Councilmember Ihlan reviewed proposed Cost of Living Adjustments (COLA) reductions from three percent (3%) to one percent (1%) and confusion in COLA increases and step increases, seeking assurance that that allotment was not counted twice.
Finance Director Miller cautioned that the amounts projected were approximations at this time, based initial Department Head requests and City Manager recommendations for each department, with an approximate $5,000 needed to cover step increases throughout the various departments, but not yet specified per department on their final line item budgets.
Councilmember Ihlan noted a number of Department budgets indicating a significant increase in telephone costs, but not across the board, and sought clarification. Councilmember Ihlan questioned how she could how she could determine if the overall costs were increasing or how they were allocated.
Finance Director Miller advised that city-wide overall phone costs were not going up, just a redistribution of the formula used to allocate costs among departments, with staff tweaking that allocation periodically. Mr. Miller advised that he didn’t have the specific allocation formula with him, but overall, anticipated a slight decrease in phone costs, through the City’s continued partnerships on the City’s phone system to defray costs for Roseville taxpayers.
Councilmember Ihlan advised that she would use the Budget Workpapers as she continued her review, and submit additional questions to staff for their response prior to scheduled final budget adoption on December 6, 2010. Councilmember Ihlan advised that she would need a summary from staff of any positions being reduced or added as part of an organization restructuring before her consideration of final 2011 budget adoption.
City Manager Malinen advised that the information had already been provided to Councilmembers; however, offered to resubmit the information to Councilmembers.
Councilmember Ihlan noted her original alarm in appearances in the Parks and Recreation Department budget and staffing levels at the Nature Center; however, she indicated that it was an apparent reallocation of costs; but she requested that information spelled out in more detail for her further review.
Mayor Klausing noted previous City Council action to reduce the budget levy and budget; and sought any further action by Councilmembers from that action for staff’s response.
Councilmembers Roe and Johnson indicated their concurrence with that previous action.
d. Discussion 2011 City Council Meeting Schedule

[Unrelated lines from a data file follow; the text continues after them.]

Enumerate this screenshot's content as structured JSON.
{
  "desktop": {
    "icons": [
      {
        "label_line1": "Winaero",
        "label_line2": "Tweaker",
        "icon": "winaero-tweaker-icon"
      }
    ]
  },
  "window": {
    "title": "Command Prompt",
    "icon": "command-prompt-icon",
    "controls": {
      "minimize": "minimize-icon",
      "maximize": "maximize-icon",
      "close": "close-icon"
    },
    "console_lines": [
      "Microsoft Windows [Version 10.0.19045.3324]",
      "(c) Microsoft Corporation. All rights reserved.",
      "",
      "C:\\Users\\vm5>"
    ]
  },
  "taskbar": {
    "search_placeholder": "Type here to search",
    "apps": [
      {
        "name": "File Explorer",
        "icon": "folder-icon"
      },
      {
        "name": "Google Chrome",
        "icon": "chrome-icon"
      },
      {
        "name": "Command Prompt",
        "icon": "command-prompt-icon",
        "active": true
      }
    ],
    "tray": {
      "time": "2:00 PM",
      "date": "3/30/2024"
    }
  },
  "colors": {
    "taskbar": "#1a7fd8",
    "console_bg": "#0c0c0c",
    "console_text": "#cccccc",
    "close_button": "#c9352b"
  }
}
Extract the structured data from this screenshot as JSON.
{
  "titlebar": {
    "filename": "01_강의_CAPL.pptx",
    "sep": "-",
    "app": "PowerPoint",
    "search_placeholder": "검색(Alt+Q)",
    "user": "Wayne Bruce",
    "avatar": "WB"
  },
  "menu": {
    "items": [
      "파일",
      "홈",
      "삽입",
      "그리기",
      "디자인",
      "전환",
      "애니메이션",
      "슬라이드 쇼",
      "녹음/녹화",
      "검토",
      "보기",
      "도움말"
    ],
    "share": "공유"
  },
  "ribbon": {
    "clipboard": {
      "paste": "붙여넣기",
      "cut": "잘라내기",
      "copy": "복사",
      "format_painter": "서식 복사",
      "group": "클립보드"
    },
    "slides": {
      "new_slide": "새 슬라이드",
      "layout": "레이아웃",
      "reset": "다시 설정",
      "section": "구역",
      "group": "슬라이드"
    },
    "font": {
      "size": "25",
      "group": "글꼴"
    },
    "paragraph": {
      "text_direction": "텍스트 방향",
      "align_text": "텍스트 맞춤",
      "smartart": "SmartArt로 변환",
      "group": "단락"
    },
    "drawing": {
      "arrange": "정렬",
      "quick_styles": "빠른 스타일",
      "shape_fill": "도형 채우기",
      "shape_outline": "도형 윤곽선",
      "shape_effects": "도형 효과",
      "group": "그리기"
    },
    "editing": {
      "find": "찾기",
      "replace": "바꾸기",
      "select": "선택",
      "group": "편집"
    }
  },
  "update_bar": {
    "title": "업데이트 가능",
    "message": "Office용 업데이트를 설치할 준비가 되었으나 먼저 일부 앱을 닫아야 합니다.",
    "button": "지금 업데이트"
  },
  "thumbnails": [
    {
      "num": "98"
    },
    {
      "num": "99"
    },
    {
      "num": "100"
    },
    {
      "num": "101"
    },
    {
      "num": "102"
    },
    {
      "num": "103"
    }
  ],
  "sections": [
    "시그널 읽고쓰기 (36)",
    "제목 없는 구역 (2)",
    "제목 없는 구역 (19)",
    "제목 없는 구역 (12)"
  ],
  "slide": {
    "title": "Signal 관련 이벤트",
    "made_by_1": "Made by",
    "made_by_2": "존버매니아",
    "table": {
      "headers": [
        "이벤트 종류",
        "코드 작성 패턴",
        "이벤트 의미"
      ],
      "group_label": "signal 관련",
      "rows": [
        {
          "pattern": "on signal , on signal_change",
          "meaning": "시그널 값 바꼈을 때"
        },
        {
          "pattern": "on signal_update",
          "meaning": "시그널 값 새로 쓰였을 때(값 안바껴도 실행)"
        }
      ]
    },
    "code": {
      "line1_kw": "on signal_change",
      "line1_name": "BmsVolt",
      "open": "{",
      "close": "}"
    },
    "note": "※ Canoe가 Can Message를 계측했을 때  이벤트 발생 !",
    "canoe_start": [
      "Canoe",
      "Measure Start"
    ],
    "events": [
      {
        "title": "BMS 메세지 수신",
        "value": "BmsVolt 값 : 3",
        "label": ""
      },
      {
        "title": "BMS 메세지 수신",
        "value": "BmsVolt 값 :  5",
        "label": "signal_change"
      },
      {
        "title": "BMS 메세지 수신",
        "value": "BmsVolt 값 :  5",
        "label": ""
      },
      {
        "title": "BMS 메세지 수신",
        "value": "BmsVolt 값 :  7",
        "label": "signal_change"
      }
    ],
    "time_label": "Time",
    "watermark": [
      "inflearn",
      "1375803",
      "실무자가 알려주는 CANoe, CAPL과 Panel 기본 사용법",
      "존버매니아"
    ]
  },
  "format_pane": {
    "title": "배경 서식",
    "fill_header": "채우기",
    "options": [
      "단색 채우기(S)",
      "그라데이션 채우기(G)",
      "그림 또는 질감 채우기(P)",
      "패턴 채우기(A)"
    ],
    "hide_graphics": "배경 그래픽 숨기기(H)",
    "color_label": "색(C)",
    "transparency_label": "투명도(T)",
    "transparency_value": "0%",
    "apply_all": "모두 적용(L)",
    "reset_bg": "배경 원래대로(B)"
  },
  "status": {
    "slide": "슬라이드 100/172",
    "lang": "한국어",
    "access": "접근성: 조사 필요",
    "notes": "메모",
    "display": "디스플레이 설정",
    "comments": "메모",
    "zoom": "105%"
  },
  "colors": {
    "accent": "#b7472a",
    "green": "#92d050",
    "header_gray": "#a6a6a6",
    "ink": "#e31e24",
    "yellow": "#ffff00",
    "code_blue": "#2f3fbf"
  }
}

City Manager Malinen advised that he had heard no proposed changes from Councilmembers, or from Councilmember-elect McGehee for any changes than presented in the draft 2011 meeting calendar; and proposed to include the schedule on the next Consent Agenda.
14. City Manager Future Agenda Review
City Manager Bill Malinen distributed upcoming draft agenda items and briefly reviewed those items.
Councilmember Roe clarified that meeting packet materials would be distributed for the November 29, 2010 special meeting, with the packet anticipated for distribution on Wednesday, November 24, 2010.
City Manager Malinen noted that it was staff’s intent that the December 13, 2010 regular business meeting be solely for the purpose of the City Council’s review and consideration for approval of the zoning code update.
15. Councilmember-Initiated Items for Future Meetings
Councilmember Roe requested a policy-level discussion, prior to the end of 2010, of allocation of the Tax Increment Financing (TIF) District funds of $1.1 million from the General Fund, with the exception of the $236,000 plus utilized for new 2011 Capital Investment Plan (CIP) expenditures.
City Manager Malinen scheduled the discussion for the December 6, 2010 agenda.
The meeting was adjourned at approximately 9:12 p.m.